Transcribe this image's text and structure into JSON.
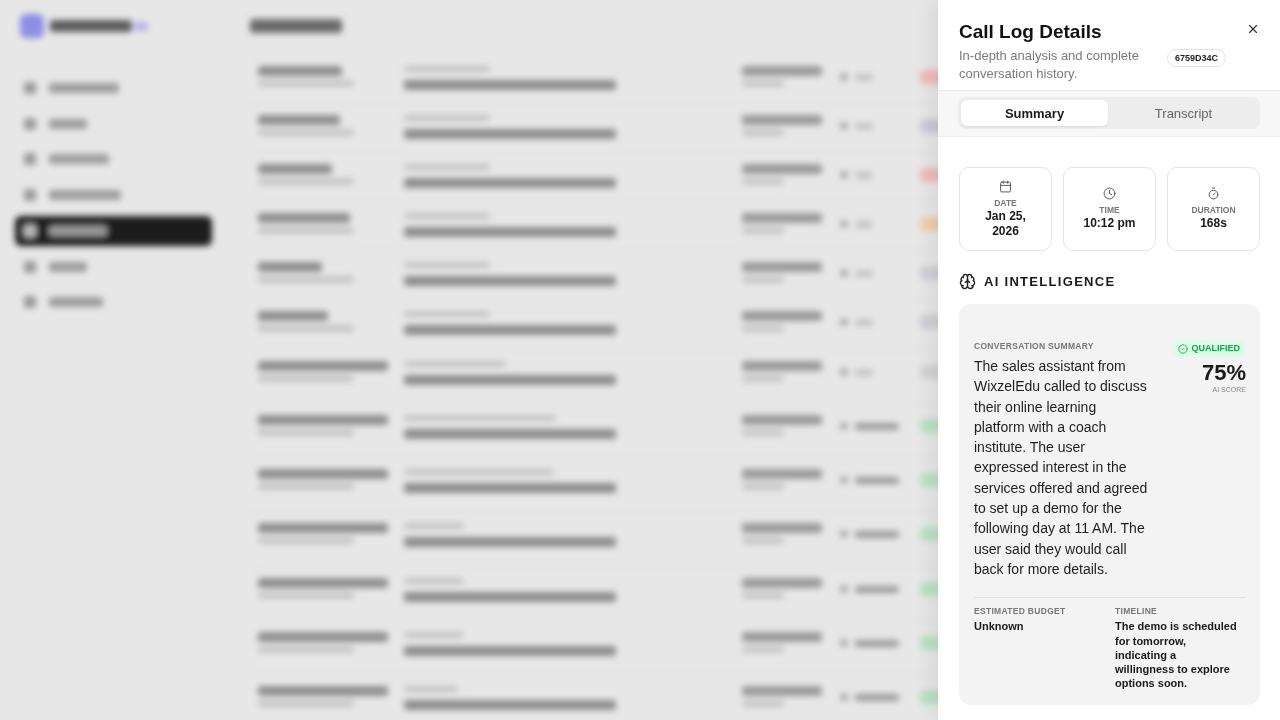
{
  "panel": {
    "title": "Call Log Details",
    "subtitle": "In-depth analysis and complete conversation history.",
    "id_badge": "6759D34C"
  },
  "tabs": [
    {
      "label": "Summary",
      "selected": true
    },
    {
      "label": "Transcript",
      "selected": false
    }
  ],
  "stats": [
    {
      "kind": "date",
      "label": "DATE",
      "value": "Jan 25, 2026"
    },
    {
      "kind": "time",
      "label": "TIME",
      "value": "10:12 pm"
    },
    {
      "kind": "duration",
      "label": "DURATION",
      "value": "168s"
    }
  ],
  "ai_intelligence": {
    "heading": "AI INTELLIGENCE",
    "summary_label": "CONVERSATION SUMMARY",
    "summary": "The sales assistant from WixzelEdu called to discuss their online learning platform with a coach institute. The user expressed interest in the services offered and agreed to set up a demo for the following day at 11 AM. The user said they would call back for more details.",
    "status": {
      "label": "QUALIFIED",
      "qualified": true
    },
    "score": "75%",
    "score_label": "AI SCORE",
    "details": [
      {
        "label": "ESTIMATED BUDGET",
        "value": "Unknown"
      },
      {
        "label": "TIMELINE",
        "value": "The demo is scheduled for tomorrow, indicating a willingness to explore options soon."
      }
    ]
  }
}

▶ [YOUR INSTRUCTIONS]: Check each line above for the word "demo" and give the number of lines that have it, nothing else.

▶ [REPLY]: 2